What Happens if 'Magic Number' 1,237 Isn't Reached by a GOP Candidate?

Talks are swirling about the possibility of a contested convention, despite Donald Trump being the clear frontrunner in the GOP race for the presidential nomination.

During an interview on the FOX Business Network’s Varney & Co., Randy Evans, a member of the Republican National Lawyers Association, explained what happens if no candidate acquires 1,237 delegates on the first ballot.

“Well really we just go to the second ballot and the third ballot,” Evans said. “The real challenge is that every state is completely different on how long they bind their delegates. So, for example, here in Georgia as a delegate you’re bound by two ballots. In Florida, you’re bound by three ballots. There are some states where delegates remain bound until the candidate releases them.”

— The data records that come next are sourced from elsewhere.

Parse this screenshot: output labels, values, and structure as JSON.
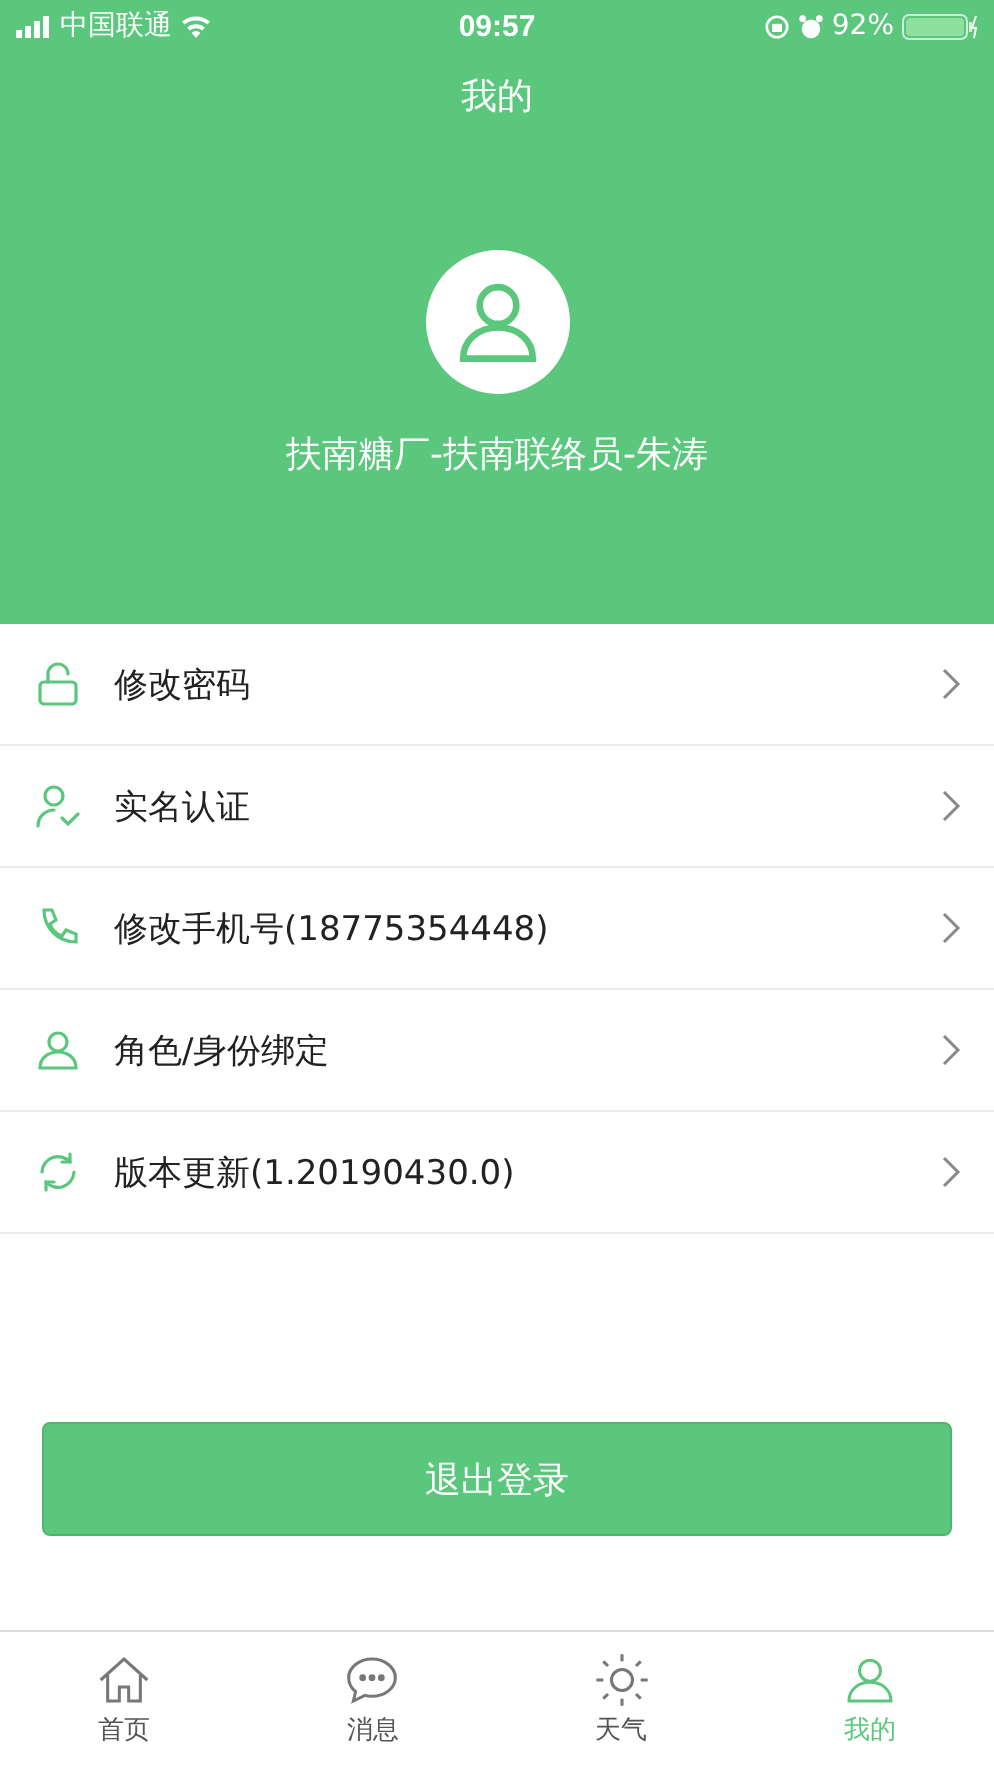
{
  "status_bar": {
    "carrier": "中国联通",
    "time": "09:57",
    "battery": "92%"
  },
  "header": {
    "title": "我的",
    "user_name": "扶南糖厂-扶南联络员-朱涛"
  },
  "menu": [
    {
      "kind": "lock",
      "label": "修改密码"
    },
    {
      "kind": "verify",
      "label": "实名认证"
    },
    {
      "kind": "phone",
      "label": "修改手机号(18775354448)"
    },
    {
      "kind": "user",
      "label": "角色/身份绑定"
    },
    {
      "kind": "refresh",
      "label": "版本更新(1.20190430.0)"
    }
  ],
  "logout_button": "退出登录",
  "tab_bar": [
    {
      "kind": "home",
      "label": "首页",
      "selected": false
    },
    {
      "kind": "chat",
      "label": "消息",
      "selected": false
    },
    {
      "kind": "sun",
      "label": "天气",
      "selected": false
    },
    {
      "kind": "user",
      "label": "我的",
      "selected": true
    }
  ]
}
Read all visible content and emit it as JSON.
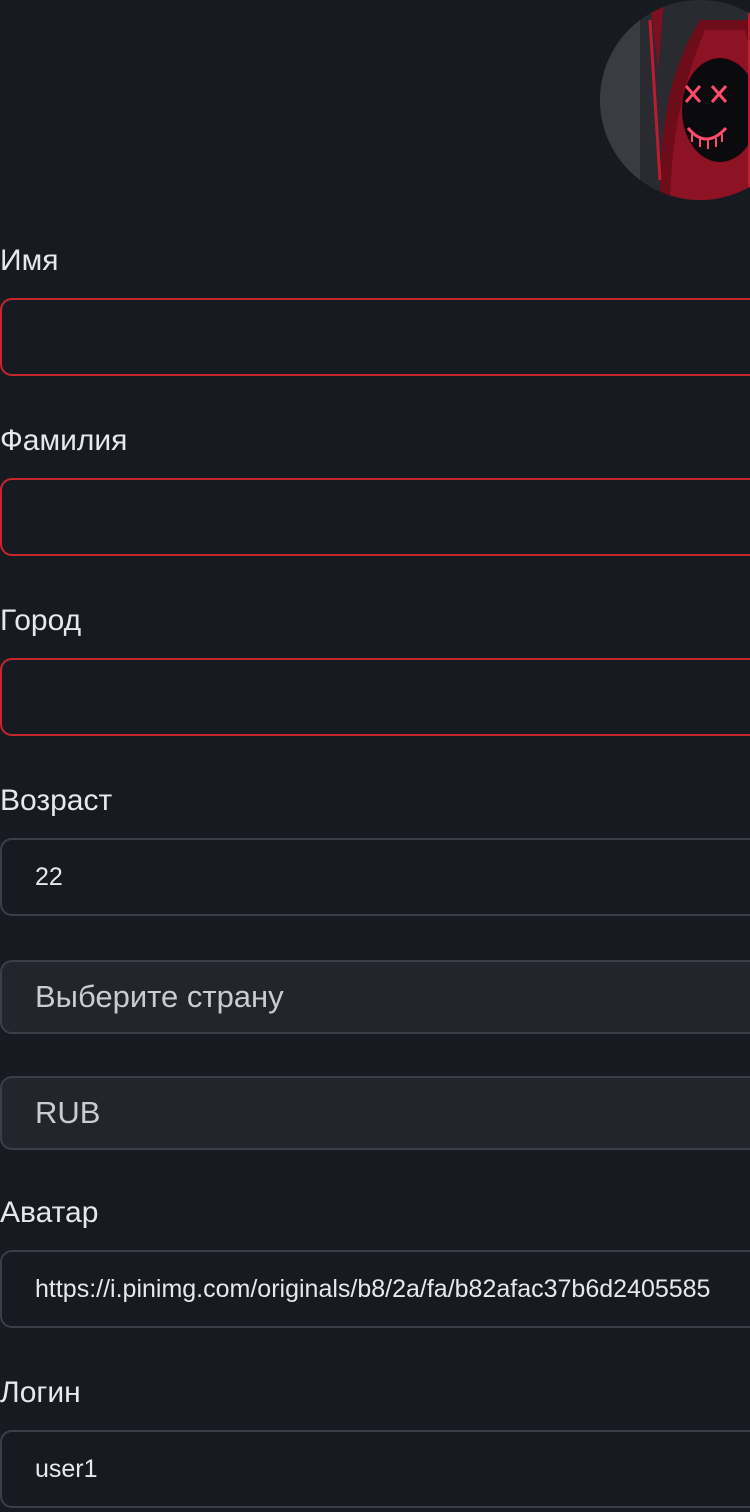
{
  "profile": {
    "avatar_alt": "avatar"
  },
  "form": {
    "first_name": {
      "label": "Имя",
      "value": ""
    },
    "last_name": {
      "label": "Фамилия",
      "value": ""
    },
    "city": {
      "label": "Город",
      "value": ""
    },
    "age": {
      "label": "Возраст",
      "value": "22"
    },
    "country": {
      "selected": "Выберите страну"
    },
    "currency": {
      "selected": "RUB"
    },
    "avatar_url": {
      "label": "Аватар",
      "value": "https://i.pinimg.com/originals/b8/2a/fa/b82afac37b6d2405585"
    },
    "login": {
      "label": "Логин",
      "value": "user1"
    }
  },
  "colors": {
    "background": "#171a20",
    "invalid_border": "#c4272f",
    "default_border": "#3a3e46",
    "select_background": "#22252c"
  }
}
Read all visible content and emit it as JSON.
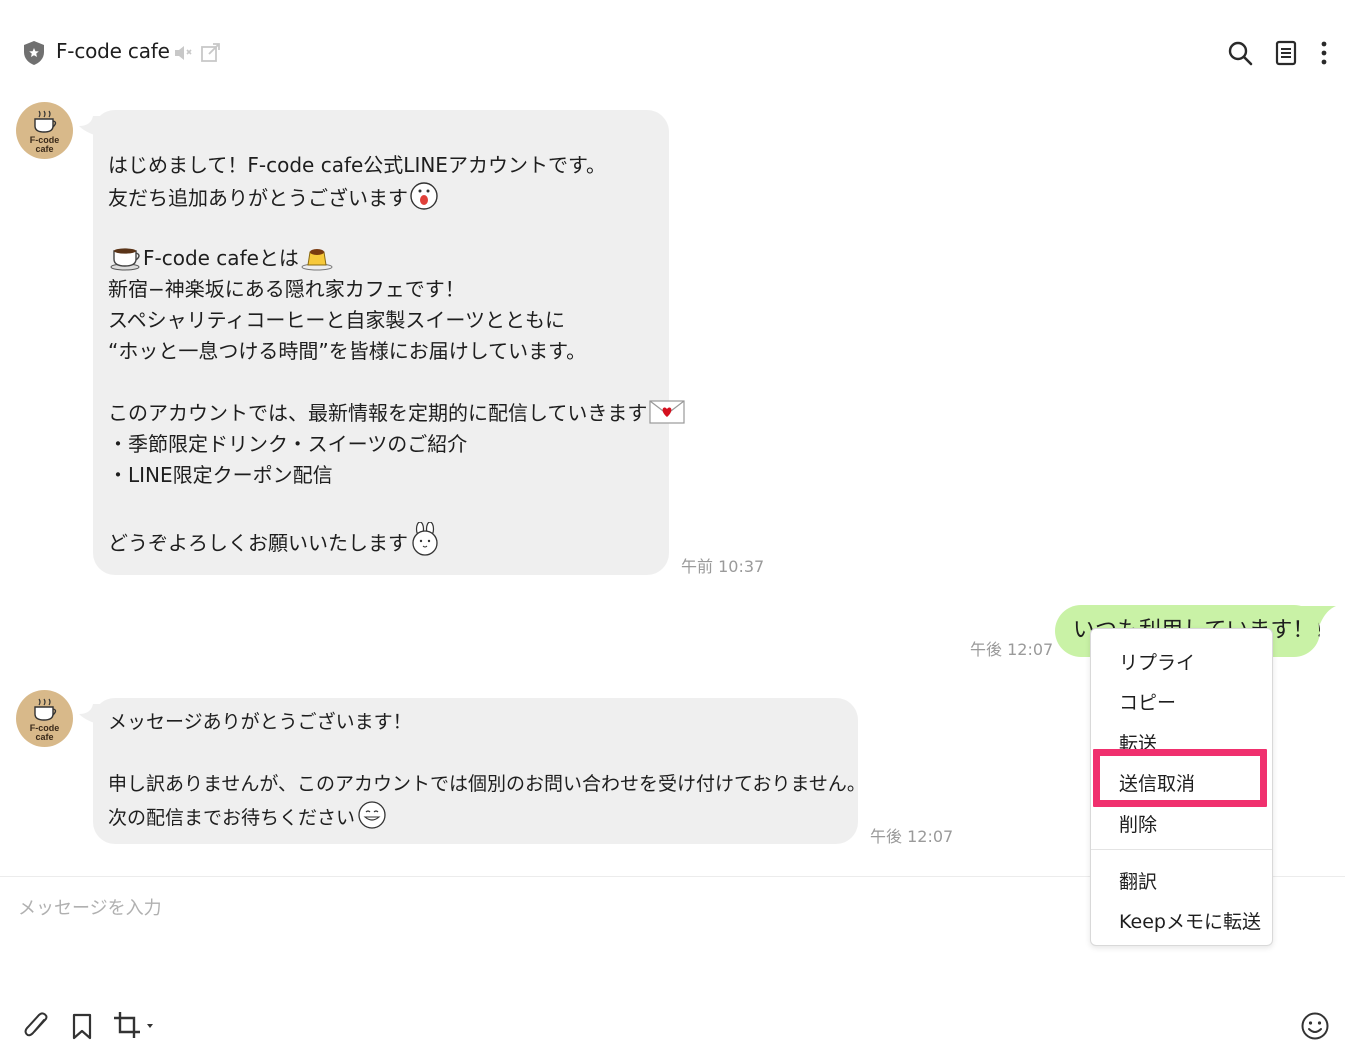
{
  "header": {
    "title": "F-code cafe",
    "icons": [
      "shield-icon",
      "speaker-muted-icon",
      "external-link-icon",
      "search-icon",
      "notes-icon",
      "more-vertical-icon"
    ]
  },
  "avatar": {
    "line1": "F-code",
    "line2": "cafe"
  },
  "messages": [
    {
      "sender": "F-code cafe",
      "lines": [
        "はじめまして！F-code cafe公式LINEアカウントです。",
        "友だち追加ありがとうございます",
        "",
        "F-code cafeとは",
        "新宿−神楽坂にある隠れ家カフェです！",
        "スペシャリティコーヒーと自家製スイーツとともに",
        "“ホッと一息つける時間”を皆様にお届けしています。",
        "",
        "このアカウントでは、最新情報を定期的に配信していきます",
        "・季節限定ドリンク・スイーツのご紹介",
        "・LINE限定クーポン配信",
        "",
        "どうぞよろしくお願いいたします"
      ],
      "time": "午前 10:37"
    },
    {
      "sender": "me",
      "text": "いつも利用しています！！",
      "time": "午後 12:07"
    },
    {
      "sender": "F-code cafe",
      "lines": [
        "メッセージありがとうございます！",
        "",
        "申し訳ありませんが、このアカウントでは個別のお問い合わせを受け付けておりません。",
        "次の配信までお待ちください"
      ],
      "time": "午後 12:07"
    }
  ],
  "input": {
    "placeholder": "メッセージを入力"
  },
  "toolbar": {
    "icons": [
      "paperclip-icon",
      "bookmark-icon",
      "crop-icon",
      "emoji-icon"
    ]
  },
  "context_menu": {
    "items": [
      "リプライ",
      "コピー",
      "転送",
      "送信取消",
      "削除",
      "翻訳",
      "Keepメモに転送"
    ],
    "highlighted": "送信取消",
    "highlight_color": "#f0306e"
  },
  "colors": {
    "my_bubble": "#c9f2a6",
    "their_bubble": "#efefef",
    "avatar": "#d8b98a"
  }
}
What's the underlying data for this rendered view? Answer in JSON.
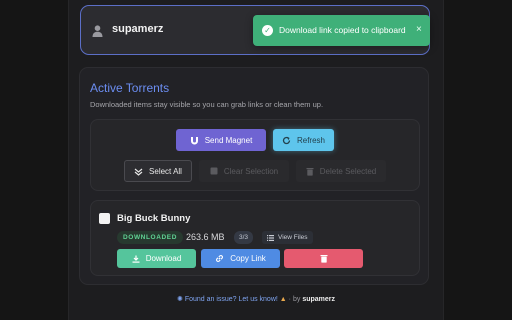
{
  "user": {
    "name": "supamerz"
  },
  "toast": {
    "message": "Download link copied to clipboard",
    "close": "×"
  },
  "panel": {
    "title": "Active Torrents",
    "subtitle": "Downloaded items stay visible so you can grab links or clean them up."
  },
  "actions": {
    "send_magnet": "Send Magnet",
    "refresh": "Refresh",
    "select_all": "Select All",
    "clear_selection": "Clear Selection",
    "delete_selected": "Delete Selected"
  },
  "torrent": {
    "name": "Big Buck Bunny",
    "status": "DOWNLOADED",
    "size": "263.6 MB",
    "files_count": "3/3",
    "view_files": "View Files",
    "download": "Download",
    "copy_link": "Copy Link"
  },
  "footer": {
    "issue_text": "Found an issue? Let us know!",
    "by": "by",
    "author": "supamerz"
  },
  "colors": {
    "accent": "#6c8ef2",
    "toast": "#3fb079",
    "magnet": "#6f64d2",
    "refresh": "#5ec5ec",
    "download": "#55c59c",
    "copy": "#4f8be3",
    "delete": "#e55a6f"
  }
}
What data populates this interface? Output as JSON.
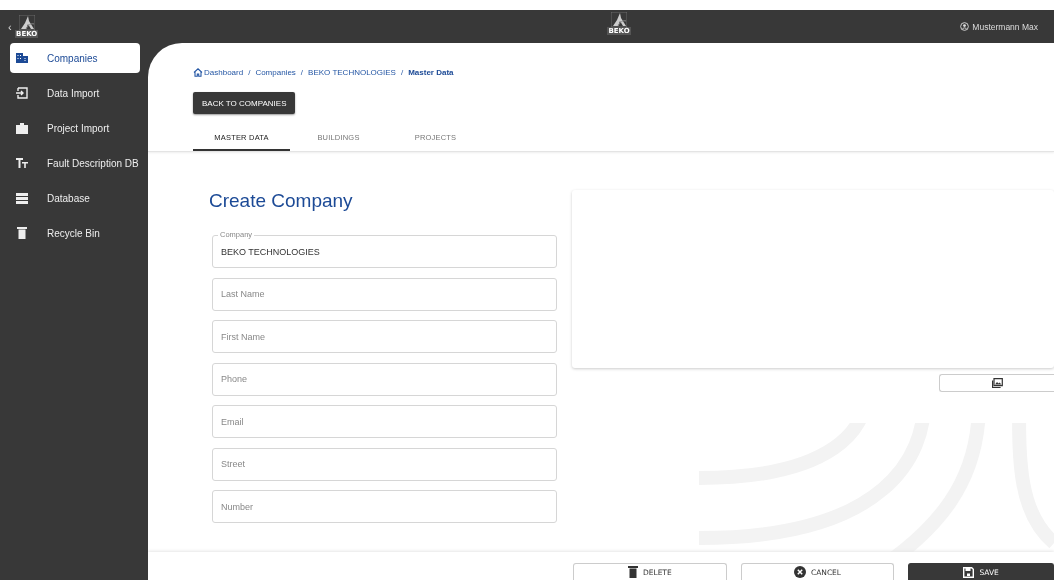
{
  "sidebar": {
    "collapse": "‹",
    "logo_text": "BEKO",
    "items": [
      {
        "label": "Companies",
        "selected": true
      },
      {
        "label": "Data Import",
        "selected": false
      },
      {
        "label": "Project Import",
        "selected": false
      },
      {
        "label": "Fault Description DB",
        "selected": false
      },
      {
        "label": "Database",
        "selected": false
      },
      {
        "label": "Recycle Bin",
        "selected": false
      }
    ]
  },
  "top_bar": {
    "logo_text": "BEKO",
    "user": "Mustermann Max"
  },
  "breadcrumb": [
    {
      "label": "Dashboard",
      "current": false
    },
    {
      "label": "Companies",
      "current": false
    },
    {
      "label": "BEKO TECHNOLOGIES",
      "current": false
    },
    {
      "label": "Master Data",
      "current": true
    }
  ],
  "breadcrumb_separator": "/",
  "back_button": "BACK TO COMPANIES",
  "tabs": [
    {
      "label": "MASTER DATA",
      "selected": true
    },
    {
      "label": "BUILDINGS",
      "selected": false
    },
    {
      "label": "PROJECTS",
      "selected": false
    }
  ],
  "form": {
    "title": "Create Company",
    "fields": [
      {
        "label": "Company",
        "value": "BEKO TECHNOLOGIES"
      },
      {
        "placeholder": "Last Name"
      },
      {
        "placeholder": "First Name"
      },
      {
        "placeholder": "Phone"
      },
      {
        "placeholder": "Email"
      },
      {
        "placeholder": "Street"
      },
      {
        "placeholder": "Number"
      }
    ]
  },
  "footer_buttons": [
    {
      "label": "DELETE",
      "kind": "outline"
    },
    {
      "label": "CANCEL",
      "kind": "outline"
    },
    {
      "label": "SAVE",
      "kind": "primary"
    }
  ]
}
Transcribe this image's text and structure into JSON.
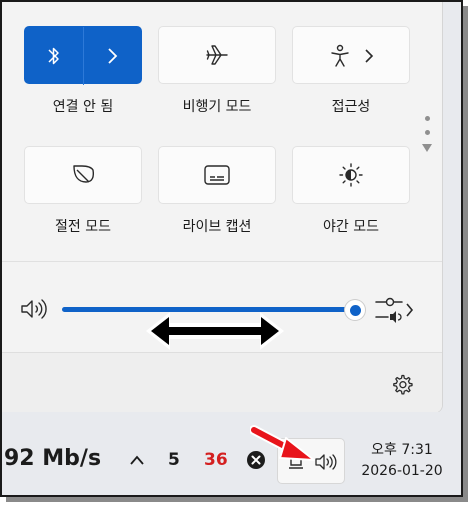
{
  "quick_settings": {
    "tiles": [
      {
        "label": "연결 안 됨",
        "icon": "bluetooth-icon",
        "active": true
      },
      {
        "label": "비행기 모드",
        "icon": "airplane-icon",
        "active": false
      },
      {
        "label": "접근성",
        "icon": "accessibility-icon",
        "active": false
      },
      {
        "label": "절전 모드",
        "icon": "leaf-icon",
        "active": false
      },
      {
        "label": "라이브 캡션",
        "icon": "captions-icon",
        "active": false
      },
      {
        "label": "야간 모드",
        "icon": "night-light-icon",
        "active": false
      }
    ],
    "volume": {
      "icon": "speaker-icon",
      "level": 1.0,
      "output_icon": "audio-output-icon"
    },
    "footer": {
      "settings_icon": "gear-icon"
    }
  },
  "taskbar": {
    "network_speed": "92 Mb/s",
    "overflow_icon": "chevron-up-icon",
    "tray_count_a": "5",
    "tray_count_b": "36",
    "tray_count_b_color": "#d42020",
    "clock": {
      "time": "오후 7:31",
      "date": "2026-01-20"
    }
  },
  "colors": {
    "accent": "#0f62c8",
    "annotation_arrow": "#e8141b"
  }
}
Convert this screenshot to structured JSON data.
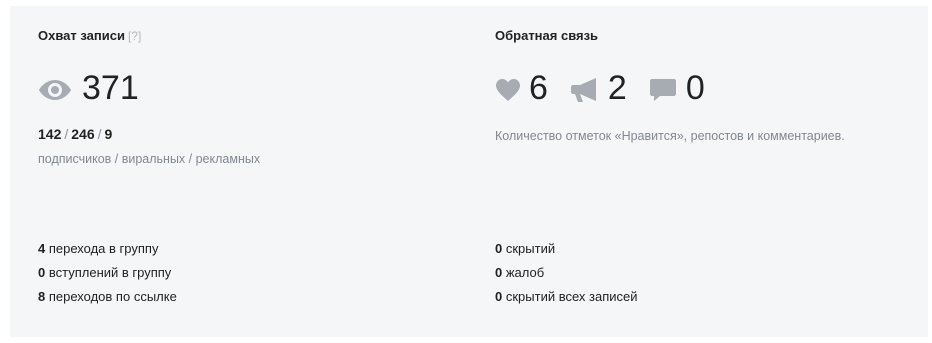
{
  "reach": {
    "title": "Охват записи",
    "hint": "[?]",
    "views": "371",
    "subscribers": "142",
    "viral": "246",
    "ads": "9",
    "separator": "/",
    "breakdown_label": "подписчиков / виральных / рекламных",
    "details": [
      {
        "value": "4",
        "label": "перехода в группу"
      },
      {
        "value": "0",
        "label": "вступлений в группу"
      },
      {
        "value": "8",
        "label": "переходов по ссылке"
      }
    ]
  },
  "feedback": {
    "title": "Обратная связь",
    "likes": "6",
    "reposts": "2",
    "comments": "0",
    "description": "Количество отметок «Нравится», репостов и комментариев.",
    "details": [
      {
        "value": "0",
        "label": "скрытий"
      },
      {
        "value": "0",
        "label": "жалоб"
      },
      {
        "value": "0",
        "label": "скрытий всех записей"
      }
    ]
  },
  "icons": {
    "views": "eye-icon",
    "likes": "heart-icon",
    "reposts": "megaphone-icon",
    "comments": "comment-icon"
  },
  "colors": {
    "panel_background": "#f5f6f8",
    "icon": "#a7acb2",
    "muted_text": "#828890",
    "primary_text": "#222222"
  }
}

Evans added: “You do have to be supported by the majority of eight states in order to get your name in nomination. So it won’t be just anybody that they can vote for. It would have to be the majority of eight states to stand up and say we support this candidate. We’d like to place that name in nomination in order to even be eligible to receive votes in the convention tally.”

The candidates still have a few months to go before the Republican National Convention, scheduled to be held in mid-July in Cleveland, Ohio.

When asked if the GOP would lose if the candidate who has the most delegates is not the nominee, Evans responded:

“It’s happened before. If fact, most times when a candidate goes into the convention and they don’t have enough to be presumptive—in other words they’re not within 75 or 100 or so—someone else ends up being the nominee.

Evans suggested Trump has a high probability of becoming the Party’s nominee.

“I just think that unless something really strange happens, I think you’re going to see Donald Trump either get to the 1,237 or in the alternative, based on my calculations, I think he’ll end up about 75 delegates short. But, you’ll have 100-150 delegates that are unbound. He should be able to win it on the first ballot if the current trajectories continue.”